Crohn’s disease can be confused with other inflammatory bowel disorders such as irritable bowel syndrome and ulcerative colitis, thus making it tough to diagnose. Crohn’s disease can affect any part of the digestive tract, from the mouth to the anus. Crohn’s disease is characterized by an inflammatory reaction throughout the whole thickness of the colon and bowel wall. This inflammation can penetrate deeply into the affected organ, causing pain and diarrhea.
Symptoms related to Crohn’s disease include abdominal pain, diarrhea, rectal bleeding (which can lead to nausea ), weight loss, malabsorption syndrome and nutrient deficiencies. The onset of Crohn’s disease is typically between the ages of fourteen and thirty. Cases of this disorder are inclined to be 2-4 times more common in Caucasian whites than non-Caucasian, and 4 times more common in Jews than non-Jews.
Crohn’s disease is typically experienced as flair-up, with attacks occurring every few months to every couple of years. With time, if the disease is active, bowel function can slowly deteriorate, with the risk of cancer increasing by 20 fold.
Scientists think that chronic imbalances in the intestinal flora set off a chain of events which, in the long run, damages the intestinal mucosa. This concept is strongly supported by the parallel in the amount of cases of Crohn’s and other inflammatory bowel disorders and use of antibiotics over the past 50 years. Then, it has also been found that the prevalence of Crohn’s disease is greater in cultures consuming a”western diet”, although it’s virtually non-existent in cultures consuming a more primitive diet.
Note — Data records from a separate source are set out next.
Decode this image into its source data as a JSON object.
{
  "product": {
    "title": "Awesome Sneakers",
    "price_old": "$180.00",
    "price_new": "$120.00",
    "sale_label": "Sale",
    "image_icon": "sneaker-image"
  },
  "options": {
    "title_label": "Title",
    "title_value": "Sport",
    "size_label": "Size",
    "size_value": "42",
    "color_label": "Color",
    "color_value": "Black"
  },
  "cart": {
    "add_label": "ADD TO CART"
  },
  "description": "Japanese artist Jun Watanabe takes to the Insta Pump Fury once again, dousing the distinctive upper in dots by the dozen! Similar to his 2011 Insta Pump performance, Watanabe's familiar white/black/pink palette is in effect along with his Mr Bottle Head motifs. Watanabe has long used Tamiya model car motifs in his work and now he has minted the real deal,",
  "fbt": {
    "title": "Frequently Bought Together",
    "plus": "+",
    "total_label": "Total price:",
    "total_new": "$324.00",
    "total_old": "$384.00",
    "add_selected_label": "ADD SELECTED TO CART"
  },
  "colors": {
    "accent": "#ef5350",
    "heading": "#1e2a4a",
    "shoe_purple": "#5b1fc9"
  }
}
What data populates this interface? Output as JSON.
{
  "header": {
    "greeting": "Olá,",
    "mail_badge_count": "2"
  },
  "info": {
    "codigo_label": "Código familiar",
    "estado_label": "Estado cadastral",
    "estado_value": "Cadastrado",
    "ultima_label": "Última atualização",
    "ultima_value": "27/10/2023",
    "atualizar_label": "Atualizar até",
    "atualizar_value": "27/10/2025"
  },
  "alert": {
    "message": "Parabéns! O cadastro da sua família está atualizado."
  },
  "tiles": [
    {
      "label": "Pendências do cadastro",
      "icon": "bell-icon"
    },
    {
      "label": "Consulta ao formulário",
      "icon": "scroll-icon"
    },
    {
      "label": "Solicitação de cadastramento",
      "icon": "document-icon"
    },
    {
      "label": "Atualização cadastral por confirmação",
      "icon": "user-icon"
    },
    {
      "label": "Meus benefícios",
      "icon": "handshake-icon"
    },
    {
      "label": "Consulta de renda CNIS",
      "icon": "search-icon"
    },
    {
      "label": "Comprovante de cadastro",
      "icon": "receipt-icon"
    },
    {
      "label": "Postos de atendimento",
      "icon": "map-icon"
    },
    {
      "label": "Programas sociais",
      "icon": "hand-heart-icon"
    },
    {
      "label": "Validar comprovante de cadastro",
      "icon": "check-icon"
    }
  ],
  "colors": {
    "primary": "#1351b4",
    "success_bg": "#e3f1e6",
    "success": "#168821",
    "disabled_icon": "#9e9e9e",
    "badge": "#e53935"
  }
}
Studies also show that patients with Crohn’s disease were found to be people who habitually ate, before the start of symptoms, more refined sugar, less raw fruits, vegetables and dietary fiber when compared to their healthy counterparts.
While the specific causes of Crohn’s disease remains unclear, there is a lot that could be done to reduce symptoms and even place this disease into remission. The goal for treatment of the disorder is to control inflammation, correct nutritional deficiencies and relieve symptoms like pain, diarrhea and rectal bleeding.
Recommendations for Wellness
1) An elimination diet, for example Gottschall’s Specific Carbohydrate Diet have been demonstrated to decrease the symptoms experienced in 3 – 12 weeks.
2) Avoid sugar, both white sugars, and the sugars within white flower, white rice .
3) Maintain a food/flair-up journal. Identify foods you’re eating, or your emotional state just before and during a”flair-up”. In time, you may find a pattern forming
4) To reduce intestinal inflammation and begin the recovery process, try products like UltraInflamx – by Metagenics, Robert’s formula – by Phytophamric, or aloe vera juice.
5) Flax seed or fish oils (Omega 3 Oils) are proven to greatly reduce the inflammatory process. If you find you have difficulty digesting them, try freezing the gel caps before taking them.
6) Extra vitamins and minerals are important at this time, particularly if you’re not absorbing nutrients properly. Contain a liquid meal replacement (one which is packed with vitamins, minerals and protein, and low on sugar!) Into your diet and taking a high quality vitamin and nutritional supplement. Try to find one that is in a gel casing or capsule.
7) Find a great mineral supplement such as Alfalfa, barley greens, liquid chlorophyll or colloidal minerals. Many of them come in a powdered form which you can mix with juice or water.
8) Because of blood loss due to rectal bleeding, and the anemia associated with it, incorporation of additional iron is vital. Search to find an herbal iron alternative, especially one that comes in liquid form for better/easier assimilation. If you choose to look to one herb, Yellow Dock are my pick. (Consult with your medical care provider before introducing extra iron in your diet.)
9) Beginning a program of re-inoculating the intestinal tract with Friendly Bacteria, specifically lactoacidopholis can enhance healing and restore bowel function to normal.